Buying a home takes a lot of planning and can be an expensive endeavour. You have to think about your down payment, your mortgage and mortgage payments, your expectations on your space, your timeframe, your closing costs—the list is endless.
So if you’re spending a bunch of money, how can buying a home make you more financially independent?
First, change your perspective
Some investments are a lot clearer: put your money into this GIC and you’ll receive this return in this many days. It’s easy to see, easy to calculate, and easy to do.
Investing in real estate is an entirely different game, so you have to think of it differently. You’ll have initial costs, you’ll be forking out money, and you’ll feel kind of broke. And that’s okay.

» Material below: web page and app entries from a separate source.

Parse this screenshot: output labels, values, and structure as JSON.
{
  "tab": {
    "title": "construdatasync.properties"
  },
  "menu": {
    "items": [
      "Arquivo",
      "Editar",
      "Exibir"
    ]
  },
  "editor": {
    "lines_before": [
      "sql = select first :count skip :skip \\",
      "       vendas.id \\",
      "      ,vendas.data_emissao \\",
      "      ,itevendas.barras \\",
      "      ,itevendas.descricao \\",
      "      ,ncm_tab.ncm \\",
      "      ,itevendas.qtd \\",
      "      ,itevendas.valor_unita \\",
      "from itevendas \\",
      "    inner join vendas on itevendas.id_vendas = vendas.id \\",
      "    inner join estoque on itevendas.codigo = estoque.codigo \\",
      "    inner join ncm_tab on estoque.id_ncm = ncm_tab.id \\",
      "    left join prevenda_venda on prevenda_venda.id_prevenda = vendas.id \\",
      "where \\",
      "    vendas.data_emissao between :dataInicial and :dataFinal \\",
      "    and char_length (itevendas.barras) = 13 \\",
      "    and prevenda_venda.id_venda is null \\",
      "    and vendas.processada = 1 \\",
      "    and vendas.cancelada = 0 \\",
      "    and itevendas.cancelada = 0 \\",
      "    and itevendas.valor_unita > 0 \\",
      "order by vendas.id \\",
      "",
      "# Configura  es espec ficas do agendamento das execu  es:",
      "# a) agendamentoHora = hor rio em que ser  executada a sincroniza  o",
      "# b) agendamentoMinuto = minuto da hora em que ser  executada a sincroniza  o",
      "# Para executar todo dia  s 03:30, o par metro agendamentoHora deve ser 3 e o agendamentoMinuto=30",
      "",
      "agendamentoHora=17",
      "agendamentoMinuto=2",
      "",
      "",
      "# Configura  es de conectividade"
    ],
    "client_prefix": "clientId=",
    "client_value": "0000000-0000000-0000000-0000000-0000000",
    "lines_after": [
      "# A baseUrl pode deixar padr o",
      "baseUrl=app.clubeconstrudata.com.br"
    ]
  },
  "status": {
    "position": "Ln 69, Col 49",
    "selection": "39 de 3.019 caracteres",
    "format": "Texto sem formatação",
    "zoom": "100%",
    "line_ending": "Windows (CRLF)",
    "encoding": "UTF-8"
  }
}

These “expenses” when buying a home should be looked at as part of the overall investment. There are some that are pure cost—home inspection, lawyer fees, other closing costs—but they all allow the transaction to occur, and they’re not extravagant compared to the cost of the home.
Think of a real estate investment as long-term, not short-term; complex, not simple; hands-on, not passive.
You can make real decisions about your home to save you money